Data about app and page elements
******************************
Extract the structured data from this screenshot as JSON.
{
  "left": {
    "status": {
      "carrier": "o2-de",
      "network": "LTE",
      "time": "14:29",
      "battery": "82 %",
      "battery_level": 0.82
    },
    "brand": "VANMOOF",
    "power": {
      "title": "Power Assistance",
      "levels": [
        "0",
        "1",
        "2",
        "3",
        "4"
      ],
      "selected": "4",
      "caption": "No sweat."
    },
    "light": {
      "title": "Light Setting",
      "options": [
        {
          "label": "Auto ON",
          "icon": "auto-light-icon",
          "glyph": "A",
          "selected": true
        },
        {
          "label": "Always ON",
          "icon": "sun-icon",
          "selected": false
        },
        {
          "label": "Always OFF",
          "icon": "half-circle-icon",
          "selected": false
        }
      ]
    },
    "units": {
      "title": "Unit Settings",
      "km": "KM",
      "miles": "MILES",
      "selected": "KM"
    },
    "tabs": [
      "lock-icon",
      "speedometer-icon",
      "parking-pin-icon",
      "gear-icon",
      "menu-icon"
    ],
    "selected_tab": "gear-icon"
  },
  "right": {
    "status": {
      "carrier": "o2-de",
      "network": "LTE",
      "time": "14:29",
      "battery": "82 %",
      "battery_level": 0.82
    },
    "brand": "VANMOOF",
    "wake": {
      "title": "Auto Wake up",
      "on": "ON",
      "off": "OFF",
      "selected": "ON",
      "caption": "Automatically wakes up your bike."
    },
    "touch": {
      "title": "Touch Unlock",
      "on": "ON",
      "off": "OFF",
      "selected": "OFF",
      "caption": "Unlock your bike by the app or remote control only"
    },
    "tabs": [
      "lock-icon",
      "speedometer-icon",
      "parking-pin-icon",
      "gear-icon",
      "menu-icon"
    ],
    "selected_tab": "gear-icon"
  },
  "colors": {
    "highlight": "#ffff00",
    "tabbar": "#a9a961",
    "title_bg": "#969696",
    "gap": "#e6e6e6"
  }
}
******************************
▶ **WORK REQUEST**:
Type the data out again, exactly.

▶ **EXERCISE RESULT**:
Extract the structured data from this screenshot as JSON.
{
  "left": {
    "status": {
      "carrier": "o2-de",
      "network": "LTE",
      "time": "14:29",
      "battery": "82 %",
      "battery_level": 0.82
    },
    "brand": "VANMOOF",
    "power": {
      "title": "Power Assistance",
      "levels": [
        "0",
        "1",
        "2",
        "3",
        "4"
      ],
      "selected": "4",
      "caption": "No sweat."
    },
    "light": {
      "title": "Light Setting",
      "options": [
        {
          "label": "Auto ON",
          "icon": "auto-light-icon",
          "glyph": "A",
          "selected": true
        },
        {
          "label": "Always ON",
          "icon": "sun-icon",
          "selected": false
        },
        {
          "label": "Always OFF",
          "icon": "half-circle-icon",
          "selected": false
        }
      ]
    },
    "units": {
      "title": "Unit Settings",
      "km": "KM",
      "miles": "MILES",
      "selected": "KM"
    },
    "tabs": [
      "lock-icon",
      "speedometer-icon",
      "parking-pin-icon",
      "gear-icon",
      "menu-icon"
    ],
    "selected_tab": "gear-icon"
  },
  "right": {
    "status": {
      "carrier": "o2-de",
      "network": "LTE",
      "time": "14:29",
      "battery": "82 %",
      "battery_level": 0.82
    },
    "brand": "VANMOOF",
    "wake": {
      "title": "Auto Wake up",
      "on": "ON",
      "off": "OFF",
      "selected": "ON",
      "caption": "Automatically wakes up your bike."
    },
    "touch": {
      "title": "Touch Unlock",
      "on": "ON",
      "off": "OFF",
      "selected": "OFF",
      "caption": "Unlock your bike by the app or remote control only"
    },
    "tabs": [
      "lock-icon",
      "speedometer-icon",
      "parking-pin-icon",
      "gear-icon",
      "menu-icon"
    ],
    "selected_tab": "gear-icon"
  },
  "colors": {
    "highlight": "#ffff00",
    "tabbar": "#a9a961",
    "title_bg": "#969696",
    "gap": "#e6e6e6"
  }
}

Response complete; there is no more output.